A number of different networking technologies are underpinning the emergence of smart city systems. Two emerging and overlapping developments in communications are likely to have a wide impact on smart cities: low-power networks and the move toward 5G networks.
Low-power wide-area (LPWA) networks are set to play an increasingly important role in expanding the possibilities for the Internet of Things (IoT) in cities. LPWA networks enable thousands of small battery-powered devices to operate for long periods of time (around 10 years on a standard battery); benefit from low-cost modems (less than $5); and offer cheap connectivity (a service cost of a few dollars per year), long-range access, and deep penetration.
LPWA networks offer the prospect of sensors and other intelligent devices being able to connect instantly into a communications network at a cost of a few dollars a year and with no additional investment needed. These networks are suitable for applications where high bandwidth and low latency are less important. Equally important, they allow for low-cost piloting and easy scaling of innovative applications. A supplier developing a smart city solution, for example, could quickly demonstrate the benefits of an application for air quality monitoring or smart parking.

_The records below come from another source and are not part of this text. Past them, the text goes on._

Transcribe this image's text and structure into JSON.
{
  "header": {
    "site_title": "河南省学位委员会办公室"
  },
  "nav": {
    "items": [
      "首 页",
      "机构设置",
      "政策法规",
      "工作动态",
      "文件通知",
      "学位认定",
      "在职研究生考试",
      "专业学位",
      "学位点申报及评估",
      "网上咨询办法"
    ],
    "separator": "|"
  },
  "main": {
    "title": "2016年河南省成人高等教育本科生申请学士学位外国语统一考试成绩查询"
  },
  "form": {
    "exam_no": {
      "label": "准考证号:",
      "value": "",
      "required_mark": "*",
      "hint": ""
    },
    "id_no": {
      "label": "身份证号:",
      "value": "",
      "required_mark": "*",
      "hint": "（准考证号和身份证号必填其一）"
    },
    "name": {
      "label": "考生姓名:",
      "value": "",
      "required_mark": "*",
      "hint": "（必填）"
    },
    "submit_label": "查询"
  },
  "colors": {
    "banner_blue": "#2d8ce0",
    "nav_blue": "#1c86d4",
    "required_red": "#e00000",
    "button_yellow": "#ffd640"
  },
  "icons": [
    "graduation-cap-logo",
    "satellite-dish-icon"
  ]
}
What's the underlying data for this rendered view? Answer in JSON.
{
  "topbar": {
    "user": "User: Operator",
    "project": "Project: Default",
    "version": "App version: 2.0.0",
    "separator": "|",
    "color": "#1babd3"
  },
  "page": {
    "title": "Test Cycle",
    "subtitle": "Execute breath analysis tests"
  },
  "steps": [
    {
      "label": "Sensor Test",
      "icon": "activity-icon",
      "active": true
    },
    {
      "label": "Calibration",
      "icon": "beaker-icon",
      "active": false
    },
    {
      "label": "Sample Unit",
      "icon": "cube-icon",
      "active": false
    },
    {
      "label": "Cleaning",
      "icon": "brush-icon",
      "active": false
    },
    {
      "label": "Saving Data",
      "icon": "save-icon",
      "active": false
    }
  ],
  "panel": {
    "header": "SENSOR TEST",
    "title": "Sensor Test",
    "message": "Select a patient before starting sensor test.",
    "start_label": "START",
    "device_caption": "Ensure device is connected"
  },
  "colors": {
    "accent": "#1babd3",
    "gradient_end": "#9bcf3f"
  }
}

Note, though, that LPWA networks are not suited to applications requiring high bandwidth such as video streaming or low-latency applications requiring a real-time response. Moreover, they are not suited for the continuous tracking of moving objects. LPWA networks are largely complementary to existing network technologies; however, they do present a challenge to radio frequency (RF) mesh technologies for some applications. These networks may offer a cheaper approach to applications such as smart street lighting and smart parking. Silver Spring Networks, for example, has offered its Milli 5 solution to directly address this challenge, providing a lower-cost, wide-coverage communications module for its mesh network.
Compared to 5G communications networks, the amount of data that can be transmitted through LPWA is also far lower. Generally expected to be commercially available around 2020, 5G networks will have a major impact on connectivity for a wide range of smart city applications. There are signs however, that 5G may be deployed sooner than 2020. In September 2015, Verizon announced it was working with a range of partners, including Qualcomm, Cisco, Ericsson, Nokia, Samsung, and Alcatel-Lucent, to make 5G available sooner.
While there are several different technology options for connecting cities of the future, LPWA and 5G appear to be the front-runners—for now, at least. For more information on smart city communications trends, see Navigant Research’s Smart Cities report.